Developing the invoice automation system required more programmers than the company had in-house. It reached out to several developers, including Elinext. We responded quickly, had the relevant skills, and could tackle the task without further ado, so we were picked for the job.
The client came to us with a broad idea for the invoice automation system. It was up to us to design the system, define requirements and narrow down the scope of work. We listened to the client’s description of the prospective product and rolled up our sleeves.
With projects such as this one, no methodology works better than Scrum, which we have long been using. Twice a week, we hopped onto a video call with the client to make sure we were on track. The client took an increasingly active part in defining the details of the product as the idea evolved.
In two weeks, we knew exactly what we needed to build.
We built the system as a set of asynchronous modules. To help the client save money at the beginning, we cross-compiled the code and placed it in Amazon’s DynamoDB Local. As a result, it is only executed when someone uses the system.
We used various methods to make sure the system works as expected. Those included continuous integration with Jenkins and testing, both automated and manual.

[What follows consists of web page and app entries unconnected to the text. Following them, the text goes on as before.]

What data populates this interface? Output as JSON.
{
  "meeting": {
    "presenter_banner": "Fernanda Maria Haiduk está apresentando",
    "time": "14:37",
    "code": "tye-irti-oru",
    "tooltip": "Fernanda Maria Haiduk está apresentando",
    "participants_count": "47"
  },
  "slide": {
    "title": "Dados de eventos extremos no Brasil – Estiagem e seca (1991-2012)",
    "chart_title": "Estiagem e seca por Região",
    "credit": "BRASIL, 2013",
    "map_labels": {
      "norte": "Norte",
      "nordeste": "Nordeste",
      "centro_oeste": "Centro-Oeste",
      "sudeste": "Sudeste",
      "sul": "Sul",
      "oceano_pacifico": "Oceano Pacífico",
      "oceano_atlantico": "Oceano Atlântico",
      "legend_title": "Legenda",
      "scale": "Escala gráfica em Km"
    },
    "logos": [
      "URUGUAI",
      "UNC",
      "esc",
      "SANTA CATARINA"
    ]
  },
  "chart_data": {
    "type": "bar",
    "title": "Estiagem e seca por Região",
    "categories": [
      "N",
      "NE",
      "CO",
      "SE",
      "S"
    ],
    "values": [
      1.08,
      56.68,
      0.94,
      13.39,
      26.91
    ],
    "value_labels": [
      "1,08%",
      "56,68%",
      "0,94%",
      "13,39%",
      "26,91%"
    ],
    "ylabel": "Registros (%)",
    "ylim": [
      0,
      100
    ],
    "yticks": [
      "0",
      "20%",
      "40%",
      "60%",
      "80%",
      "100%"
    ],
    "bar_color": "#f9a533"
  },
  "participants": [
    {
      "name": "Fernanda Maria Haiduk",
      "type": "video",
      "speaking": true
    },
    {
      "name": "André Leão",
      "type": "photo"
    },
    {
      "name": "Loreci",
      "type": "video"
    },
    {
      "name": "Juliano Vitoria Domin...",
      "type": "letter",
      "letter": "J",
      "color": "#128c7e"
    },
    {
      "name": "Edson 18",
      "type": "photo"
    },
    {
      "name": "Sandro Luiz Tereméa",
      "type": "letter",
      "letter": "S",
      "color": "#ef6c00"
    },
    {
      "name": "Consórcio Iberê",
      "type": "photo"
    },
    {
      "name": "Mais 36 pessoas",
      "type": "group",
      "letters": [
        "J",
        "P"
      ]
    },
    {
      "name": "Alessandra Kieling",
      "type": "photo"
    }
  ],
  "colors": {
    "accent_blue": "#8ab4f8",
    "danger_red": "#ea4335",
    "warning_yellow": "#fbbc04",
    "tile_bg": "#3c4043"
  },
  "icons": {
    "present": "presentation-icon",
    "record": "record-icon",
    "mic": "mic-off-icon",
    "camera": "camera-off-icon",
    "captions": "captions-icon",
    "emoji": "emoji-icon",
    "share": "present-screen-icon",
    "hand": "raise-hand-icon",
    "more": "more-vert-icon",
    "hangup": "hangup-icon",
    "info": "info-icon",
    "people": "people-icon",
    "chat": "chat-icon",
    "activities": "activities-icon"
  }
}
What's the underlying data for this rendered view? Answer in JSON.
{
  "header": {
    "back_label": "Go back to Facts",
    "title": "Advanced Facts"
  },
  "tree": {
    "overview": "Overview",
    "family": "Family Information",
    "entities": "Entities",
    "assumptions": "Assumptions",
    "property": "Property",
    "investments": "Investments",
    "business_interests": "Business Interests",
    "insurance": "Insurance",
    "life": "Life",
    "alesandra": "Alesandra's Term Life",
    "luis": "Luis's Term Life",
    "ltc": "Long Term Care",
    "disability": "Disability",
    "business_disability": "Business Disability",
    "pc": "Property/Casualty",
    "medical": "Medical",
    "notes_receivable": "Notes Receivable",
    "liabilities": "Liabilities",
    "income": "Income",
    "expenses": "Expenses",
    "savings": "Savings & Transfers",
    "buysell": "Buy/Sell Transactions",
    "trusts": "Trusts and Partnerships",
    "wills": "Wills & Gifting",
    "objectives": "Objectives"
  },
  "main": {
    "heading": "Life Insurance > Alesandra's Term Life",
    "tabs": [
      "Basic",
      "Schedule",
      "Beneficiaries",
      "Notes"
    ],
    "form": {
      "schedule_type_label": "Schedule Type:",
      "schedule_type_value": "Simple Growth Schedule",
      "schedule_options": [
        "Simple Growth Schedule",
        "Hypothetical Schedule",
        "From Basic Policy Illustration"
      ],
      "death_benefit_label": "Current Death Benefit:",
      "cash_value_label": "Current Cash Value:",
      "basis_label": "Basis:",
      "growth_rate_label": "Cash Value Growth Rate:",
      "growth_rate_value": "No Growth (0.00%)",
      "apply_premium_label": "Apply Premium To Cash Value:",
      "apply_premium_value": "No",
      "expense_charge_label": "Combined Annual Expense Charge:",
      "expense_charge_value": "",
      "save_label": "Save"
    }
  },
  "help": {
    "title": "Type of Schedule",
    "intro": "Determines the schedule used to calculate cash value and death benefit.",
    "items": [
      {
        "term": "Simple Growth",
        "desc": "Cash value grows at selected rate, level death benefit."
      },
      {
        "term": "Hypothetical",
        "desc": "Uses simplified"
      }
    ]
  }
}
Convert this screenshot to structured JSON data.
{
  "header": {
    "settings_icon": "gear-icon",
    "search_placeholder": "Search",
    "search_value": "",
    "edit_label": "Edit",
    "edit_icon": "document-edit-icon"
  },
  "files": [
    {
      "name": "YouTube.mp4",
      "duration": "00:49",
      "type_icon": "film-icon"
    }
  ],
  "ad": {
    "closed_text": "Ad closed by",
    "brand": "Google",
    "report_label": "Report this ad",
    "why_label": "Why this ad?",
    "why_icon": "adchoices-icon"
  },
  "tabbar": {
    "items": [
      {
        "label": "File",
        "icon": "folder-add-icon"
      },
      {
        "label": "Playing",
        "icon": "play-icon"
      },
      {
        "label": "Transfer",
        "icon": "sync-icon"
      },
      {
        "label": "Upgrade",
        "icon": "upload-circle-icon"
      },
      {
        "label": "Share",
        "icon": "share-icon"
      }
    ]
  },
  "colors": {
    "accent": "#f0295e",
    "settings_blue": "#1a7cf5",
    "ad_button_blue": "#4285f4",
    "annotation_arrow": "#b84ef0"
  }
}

In terms of the system’s functional structure, the three main parts are events, contracts, and a dashboard.
The client’s system records all transactions as events. Has a customer received funds? An event is recorded. Have they sent funds? Another event is recorded. For each event, the system charges the customer a fee. All events have four parameters: ID, timestamp, quantity, and type.
We needed to automate the grouping of events, calculating fees based on their parameters and generating invoices accordingly. In order to do that, we created contracts.
Contracts work as digital agreements within the system, comprising business rules unique for each customer. These rules define how the system calculates each event’s fee based on the event type, time, and amount of money processed (quantity).
System admins can use contracts to create invoices without gathering information and calculating fees manually. They only need to select a customer and billing range. The system will generate an invoice by matching the contract and the customer’s events.
Admins can create, edit, preview, issue, email and approve invoices from the dashboard.
Once an admin has issued an invoice, the customer can approve it and the invoice status will change to “Approved”. The admin will then be able to give the invoice final approval and email it to the customer. After that, the system will automatically extract funds from the customer’s account.
The status will change for each stage of the invoice’s lifecycle (approved, pending, paid, etc.).
It took us three months to build the automated invoicing system with very few initial specifications from the client. In the following three months, we improved the software based on user feedback.
The client is planning to allow users to charge their customers within the platform.